As Taylor Upshaw came into the Bradenton (Fla.) Braden River locker room after practice on Monday, he saw his phone light up. He had multiple notifications from California defensive line coach Fred Tate. One showed a photo edit of Upshaw and his father -- former Bears defensive tackle All-American Regan Upshaw -- and the other said that he wanted Taylor to call him.
"When I got home, I called him, he told me he liked my film and when he found out my father played there it was a done deal," said Taylor Upshaw.
It doesn't take much longer than three plays into the highlights of Upshaw's first four games to see shades of his father -- the violent hands, the quickness, the physical dominance of a 6-foot-5, 245-pound frame. That -- and his 3.9 GPA, proudly displayed on his Twitter bio ("Oh, yeah, I've got to show that off") -- are why the Bears offered him.
"It meant a lot," Upshaw said. "To have the opportunity to play where my dad played is an unbelievable feeling. I'm still shocked."
What one can't see in that first tape is that Upshaw had never played a single down of football before this summer. He played baseball and lacrosse growing up, and varsity basketball as a freshman and a sophomore.
"I wasn't very good at the other sports and I decided to give football a shot," he said.
He'd never seriously lifted weights until, before last summer, he decided he'd try out his father's sport.
"He never pushed me to play football," Upshaw said. "To be honest at first I wanted to make sure I loved the game."
Upshaw began to lift and train over the summer, and by the time his first game -- a scrimmage against River Ridge on Aug. 20 -- he knew he was in the right place.
"The team environment and tackling, it's a good feeling," he said. "It turned out well."
There wasn't any resistance to playing football for Upshaw, nor did his father steer him away from the sport. Taylor was just a bit of a late bloomer. This year was going to be a year to see if he liked the game enough to take it seriously.
"I developed late and wasn't as big as I am now. I wasn't ready for football a year ago," he said.
"Once colleges started contacting me I began to take this seriously," he said. Once I knew that [I loved football], I made a goal for myself. My first goal was to get a scholarship and to make sure I can play at the next level. Once I get to college, the NFL will be the next goal."
After his first real game -- against Bradenton Bayshore -- he was contacted by Miami, and took a visit there the following week. One week later, South Florida became his first offer.
As soon as Upshaw heard Tate extend an offer from the Bears, he began planning his next trip. The first person he told about the offer? His father, naturally.
"I'm very happy," Upshaw said. "He was very excited and he loved the fact that I have the opportunity to play where he once did. He said it wasn't easy. The academics combined with being an athlete is hard to get used to. The work you have to put in is tremendous. But he says that Cal prepared him for the NFL and life after football."

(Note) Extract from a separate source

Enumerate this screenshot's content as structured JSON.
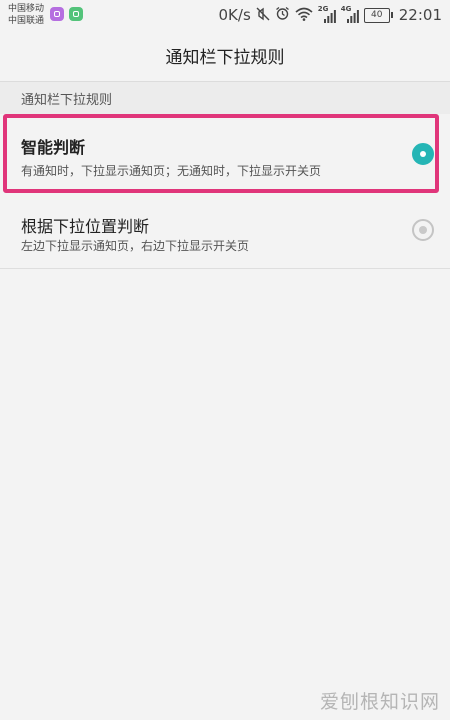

His get-off shows that he's gotten more than a few pointers from his father, but there are a few things he couldn't learn -- power and length -- and that's what struck the Bears coaches, Upshaw said.
Taylor's older brother -- Regan, Jr. -- is a 6-foot-2, 220-pound freshman linebacker for Clemson, and, Taylor says, is still stronger, even after he started lifting. Given the younger Upshaw's frame, that's going to change, and quick. He easily has the space to add 50 more pounds, and go in to college as a 6-foot-5 or 6-foot-6, 300-pound defensive lineman. Right now, Upshaw said, he can play both tackle and end, just like his father.
Taylor is still following in the footsteps of both Regan's. His father is in construction management, and that's what his brother is majoring in at Clemson. So, naturally, Cal's Haas School of Business is appealing.
While Taylor's bye week has already passed, he and his father are dead set on finding a time to come out to Berkeley to see Haas and the current Bears program in person. Though Taylor is only a junior, he's going the path of double enrollment -- taking college courses on the side -- and will possibly graduate early. That means a visit to Berkeley, Upshaw said, before the end of his junior season.
"As soon as my schedule opens," Upshaw said, "soon, I'll be coming out."